As Baby Boomers are reaching and working beyond the age of 65, age related discrimination cases are on the rise. Employment lawyers report that clients having retirement-related conversations with older staff are finding such conversations increasingly difficult, because of this risk. Although retirement conversations do not always reflect discriminatory motivations, without poor performance as a reason to dismiss older workers there may be grounds for suit.
Age discrimination may be harder to prove, however, than gender, disability, or racial discrimination. Instead of employees being encouraged to either retire or be terminated, older employees may be fired for other reasons. Furthermore, when discrimination cases involve older employees at upper-management levels, issues can be complicated when plaintiffs are business partners.

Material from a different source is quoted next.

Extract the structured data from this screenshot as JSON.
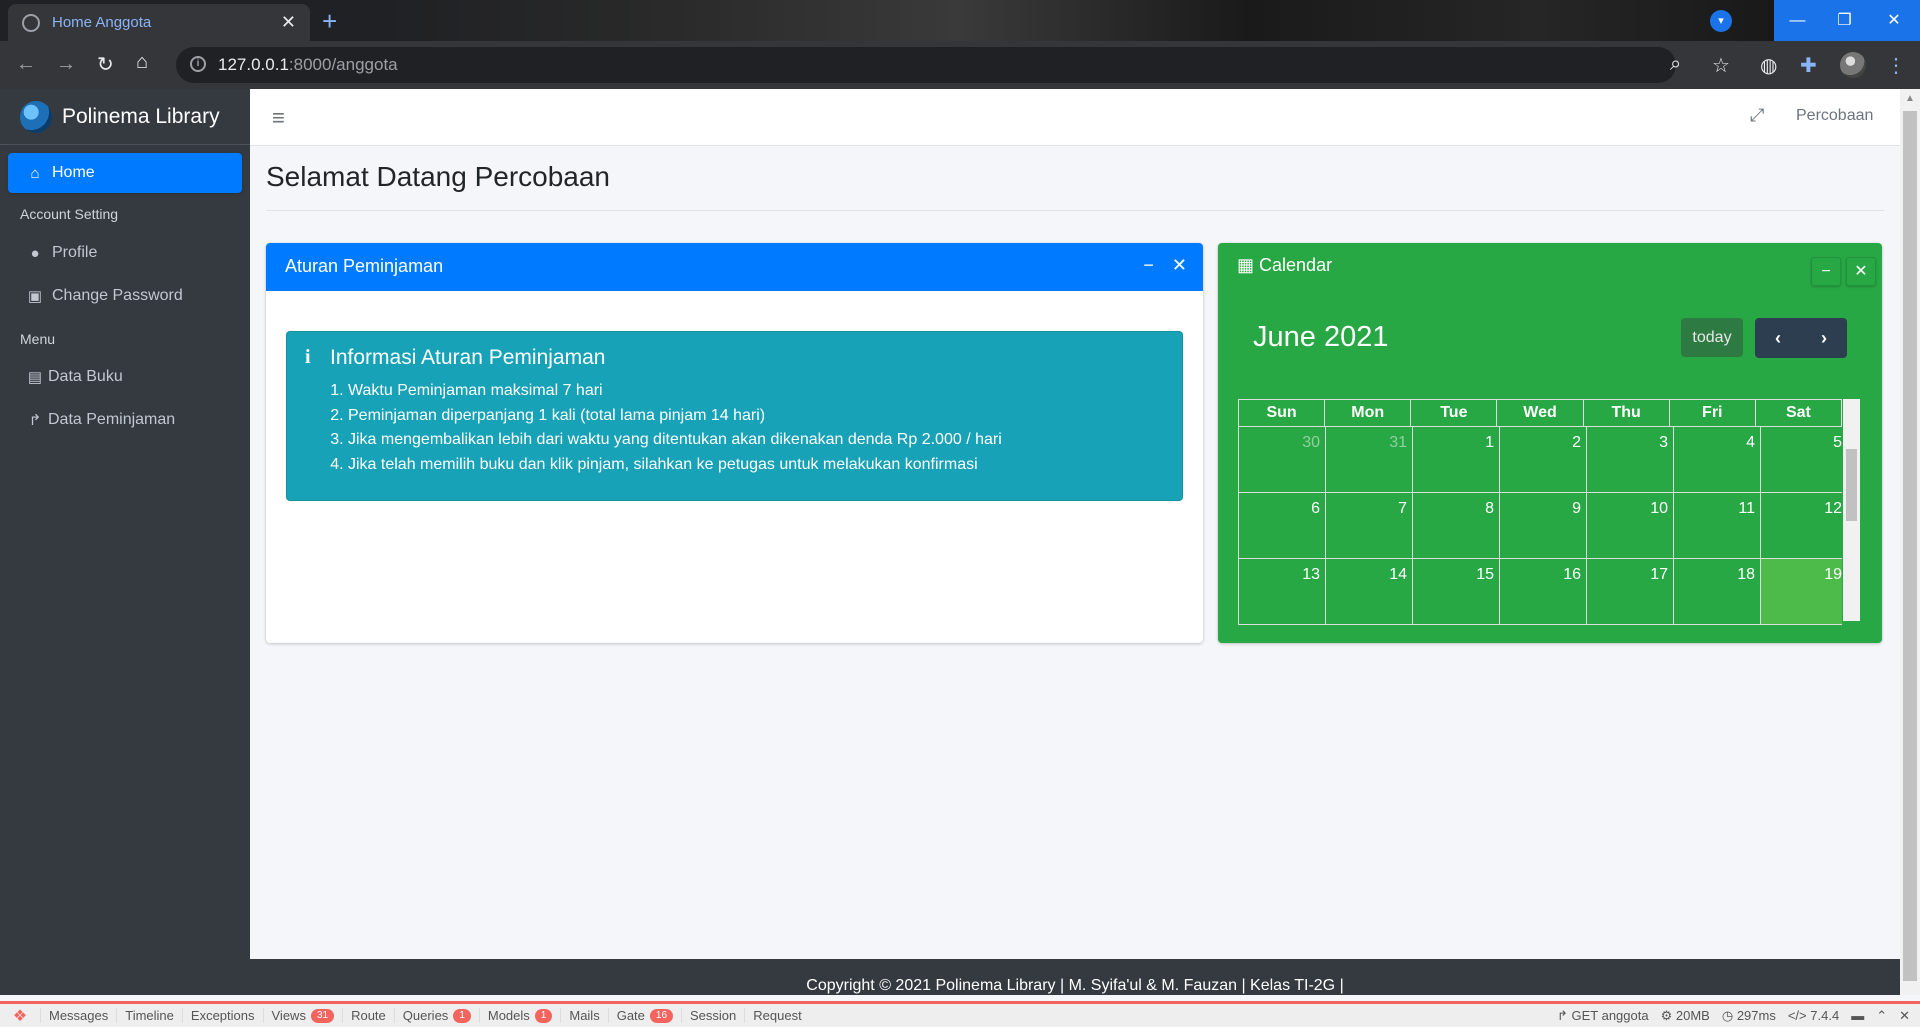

In such circumstances, laws protecting against age discrimination may not apply.
In circumstances involving succession planning versus forced retirement, such conversations can still be thorny. Such ambiguities have prompted the U.S. Equal Employment Opportunity Commission (EEOC) to become involved in some cases. Despite the fact that succession planning can be a legitimate cause for reevaluating employee needs, the wisest move for employers may be to avoid any conversations or questions that probe retirement plans of an older staffer.
Not treading cautiously can be costly. Because a victory at trial may be outweighed by the court costs, employers commonly will opt to settle a claim rather than continue to trial, even in the likelihood of winning. For further discussion of this important issue, check out the article here.